[[ SOURCE DATA, beginning ]]

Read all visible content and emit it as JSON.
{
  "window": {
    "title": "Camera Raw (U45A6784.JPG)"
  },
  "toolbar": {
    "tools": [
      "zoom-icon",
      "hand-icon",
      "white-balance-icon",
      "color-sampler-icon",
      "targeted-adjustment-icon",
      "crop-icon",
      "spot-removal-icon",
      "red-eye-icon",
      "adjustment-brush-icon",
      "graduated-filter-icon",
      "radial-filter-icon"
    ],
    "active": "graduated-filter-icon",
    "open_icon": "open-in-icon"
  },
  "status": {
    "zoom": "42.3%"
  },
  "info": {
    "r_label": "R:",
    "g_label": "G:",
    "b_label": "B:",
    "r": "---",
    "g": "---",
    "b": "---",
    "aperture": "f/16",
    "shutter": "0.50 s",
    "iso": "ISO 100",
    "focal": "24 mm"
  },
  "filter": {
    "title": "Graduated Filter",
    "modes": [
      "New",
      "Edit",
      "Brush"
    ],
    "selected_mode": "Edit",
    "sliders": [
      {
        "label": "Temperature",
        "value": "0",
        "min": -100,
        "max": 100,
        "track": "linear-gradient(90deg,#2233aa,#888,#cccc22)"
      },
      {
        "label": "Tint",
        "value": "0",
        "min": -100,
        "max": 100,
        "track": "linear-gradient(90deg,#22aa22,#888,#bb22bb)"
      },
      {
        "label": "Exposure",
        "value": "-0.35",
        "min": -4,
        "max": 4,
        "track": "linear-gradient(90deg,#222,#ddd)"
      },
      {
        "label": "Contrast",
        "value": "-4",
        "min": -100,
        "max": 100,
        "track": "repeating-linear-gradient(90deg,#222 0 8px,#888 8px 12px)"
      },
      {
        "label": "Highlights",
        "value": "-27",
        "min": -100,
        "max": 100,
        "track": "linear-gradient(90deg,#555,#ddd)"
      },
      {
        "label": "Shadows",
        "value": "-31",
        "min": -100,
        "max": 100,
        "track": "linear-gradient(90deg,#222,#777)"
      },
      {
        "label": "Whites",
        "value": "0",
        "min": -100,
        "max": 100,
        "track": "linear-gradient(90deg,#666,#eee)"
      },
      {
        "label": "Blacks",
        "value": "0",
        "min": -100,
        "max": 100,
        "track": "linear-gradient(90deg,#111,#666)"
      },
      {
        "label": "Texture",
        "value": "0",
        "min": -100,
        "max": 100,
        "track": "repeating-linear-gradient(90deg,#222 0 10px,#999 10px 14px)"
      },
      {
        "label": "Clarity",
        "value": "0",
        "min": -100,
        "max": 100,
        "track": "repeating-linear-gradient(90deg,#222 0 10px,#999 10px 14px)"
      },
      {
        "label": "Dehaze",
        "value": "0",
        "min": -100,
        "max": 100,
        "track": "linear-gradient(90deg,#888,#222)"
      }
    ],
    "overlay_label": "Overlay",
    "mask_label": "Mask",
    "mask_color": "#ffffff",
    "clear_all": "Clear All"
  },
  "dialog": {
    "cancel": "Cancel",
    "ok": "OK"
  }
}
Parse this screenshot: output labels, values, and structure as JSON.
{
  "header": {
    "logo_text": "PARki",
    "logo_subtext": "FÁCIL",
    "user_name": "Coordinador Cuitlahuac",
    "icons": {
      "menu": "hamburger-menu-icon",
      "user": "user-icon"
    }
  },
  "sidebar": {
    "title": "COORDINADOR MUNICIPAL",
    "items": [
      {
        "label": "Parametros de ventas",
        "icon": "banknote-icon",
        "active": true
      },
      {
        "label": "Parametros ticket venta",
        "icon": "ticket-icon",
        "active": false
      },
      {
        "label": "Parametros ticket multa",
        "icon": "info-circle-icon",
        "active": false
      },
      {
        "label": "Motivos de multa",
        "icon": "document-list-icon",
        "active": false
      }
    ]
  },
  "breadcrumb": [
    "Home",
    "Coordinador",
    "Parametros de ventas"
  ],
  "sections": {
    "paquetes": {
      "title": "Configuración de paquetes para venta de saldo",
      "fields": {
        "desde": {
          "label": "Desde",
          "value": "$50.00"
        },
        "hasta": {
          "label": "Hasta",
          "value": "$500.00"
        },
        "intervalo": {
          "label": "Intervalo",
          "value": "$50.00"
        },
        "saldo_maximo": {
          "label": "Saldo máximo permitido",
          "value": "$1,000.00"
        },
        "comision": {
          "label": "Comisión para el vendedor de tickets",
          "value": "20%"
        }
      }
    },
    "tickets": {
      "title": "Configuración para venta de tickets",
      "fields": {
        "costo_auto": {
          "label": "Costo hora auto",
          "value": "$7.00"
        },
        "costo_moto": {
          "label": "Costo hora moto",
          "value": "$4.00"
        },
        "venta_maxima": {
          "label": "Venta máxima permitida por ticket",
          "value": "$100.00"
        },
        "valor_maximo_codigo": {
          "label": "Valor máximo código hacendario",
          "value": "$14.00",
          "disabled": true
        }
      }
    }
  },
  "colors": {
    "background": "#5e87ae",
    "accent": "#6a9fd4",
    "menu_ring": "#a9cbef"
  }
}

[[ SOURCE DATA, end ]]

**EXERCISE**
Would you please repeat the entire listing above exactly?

**ANSWER SPACE**
Read all visible content and emit it as JSON.
{
  "window": {
    "title": "Camera Raw (U45A6784.JPG)"
  },
  "toolbar": {
    "tools": [
      "zoom-icon",
      "hand-icon",
      "white-balance-icon",
      "color-sampler-icon",
      "targeted-adjustment-icon",
      "crop-icon",
      "spot-removal-icon",
      "red-eye-icon",
      "adjustment-brush-icon",
      "graduated-filter-icon",
      "radial-filter-icon"
    ],
    "active": "graduated-filter-icon",
    "open_icon": "open-in-icon"
  },
  "status": {
    "zoom": "42.3%"
  },
  "info": {
    "r_label": "R:",
    "g_label": "G:",
    "b_label": "B:",
    "r": "---",
    "g": "---",
    "b": "---",
    "aperture": "f/16",
    "shutter": "0.50 s",
    "iso": "ISO 100",
    "focal": "24 mm"
  },
  "filter": {
    "title": "Graduated Filter",
    "modes": [
      "New",
      "Edit",
      "Brush"
    ],
    "selected_mode": "Edit",
    "sliders": [
      {
        "label": "Temperature",
        "value": "0",
        "min": -100,
        "max": 100,
        "track": "linear-gradient(90deg,#2233aa,#888,#cccc22)"
      },
      {
        "label": "Tint",
        "value": "0",
        "min": -100,
        "max": 100,
        "track": "linear-gradient(90deg,#22aa22,#888,#bb22bb)"
      },
      {
        "label": "Exposure",
        "value": "-0.35",
        "min": -4,
        "max": 4,
        "track": "linear-gradient(90deg,#222,#ddd)"
      },
      {
        "label": "Contrast",
        "value": "-4",
        "min": -100,
        "max": 100,
        "track": "repeating-linear-gradient(90deg,#222 0 8px,#888 8px 12px)"
      },
      {
        "label": "Highlights",
        "value": "-27",
        "min": -100,
        "max": 100,
        "track": "linear-gradient(90deg,#555,#ddd)"
      },
      {
        "label": "Shadows",
        "value": "-31",
        "min": -100,
        "max": 100,
        "track": "linear-gradient(90deg,#222,#777)"
      },
      {
        "label": "Whites",
        "value": "0",
        "min": -100,
        "max": 100,
        "track": "linear-gradient(90deg,#666,#eee)"
      },
      {
        "label": "Blacks",
        "value": "0",
        "min": -100,
        "max": 100,
        "track": "linear-gradient(90deg,#111,#666)"
      },
      {
        "label": "Texture",
        "value": "0",
        "min": -100,
        "max": 100,
        "track": "repeating-linear-gradient(90deg,#222 0 10px,#999 10px 14px)"
      },
      {
        "label": "Clarity",
        "value": "0",
        "min": -100,
        "max": 100,
        "track": "repeating-linear-gradient(90deg,#222 0 10px,#999 10px 14px)"
      },
      {
        "label": "Dehaze",
        "value": "0",
        "min": -100,
        "max": 100,
        "track": "linear-gradient(90deg,#888,#222)"
      }
    ],
    "overlay_label": "Overlay",
    "mask_label": "Mask",
    "mask_color": "#ffffff",
    "clear_all": "Clear All"
  },
  "dialog": {
    "cancel": "Cancel",
    "ok": "OK"
  }
}
Parse this screenshot: output labels, values, and structure as JSON.
{
  "header": {
    "logo_text": "PARki",
    "logo_subtext": "FÁCIL",
    "user_name": "Coordinador Cuitlahuac",
    "icons": {
      "menu": "hamburger-menu-icon",
      "user": "user-icon"
    }
  },
  "sidebar": {
    "title": "COORDINADOR MUNICIPAL",
    "items": [
      {
        "label": "Parametros de ventas",
        "icon": "banknote-icon",
        "active": true
      },
      {
        "label": "Parametros ticket venta",
        "icon": "ticket-icon",
        "active": false
      },
      {
        "label": "Parametros ticket multa",
        "icon": "info-circle-icon",
        "active": false
      },
      {
        "label": "Motivos de multa",
        "icon": "document-list-icon",
        "active": false
      }
    ]
  },
  "breadcrumb": [
    "Home",
    "Coordinador",
    "Parametros de ventas"
  ],
  "sections": {
    "paquetes": {
      "title": "Configuración de paquetes para venta de saldo",
      "fields": {
        "desde": {
          "label": "Desde",
          "value": "$50.00"
        },
        "hasta": {
          "label": "Hasta",
          "value": "$500.00"
        },
        "intervalo": {
          "label": "Intervalo",
          "value": "$50.00"
        },
        "saldo_maximo": {
          "label": "Saldo máximo permitido",
          "value": "$1,000.00"
        },
        "comision": {
          "label": "Comisión para el vendedor de tickets",
          "value": "20%"
        }
      }
    },
    "tickets": {
      "title": "Configuración para venta de tickets",
      "fields": {
        "costo_auto": {
          "label": "Costo hora auto",
          "value": "$7.00"
        },
        "costo_moto": {
          "label": "Costo hora moto",
          "value": "$4.00"
        },
        "venta_maxima": {
          "label": "Venta máxima permitida por ticket",
          "value": "$100.00"
        },
        "valor_maximo_codigo": {
          "label": "Valor máximo código hacendario",
          "value": "$14.00",
          "disabled": true
        }
      }
    }
  },
  "colors": {
    "background": "#5e87ae",
    "accent": "#6a9fd4",
    "menu_ring": "#a9cbef"
  }
}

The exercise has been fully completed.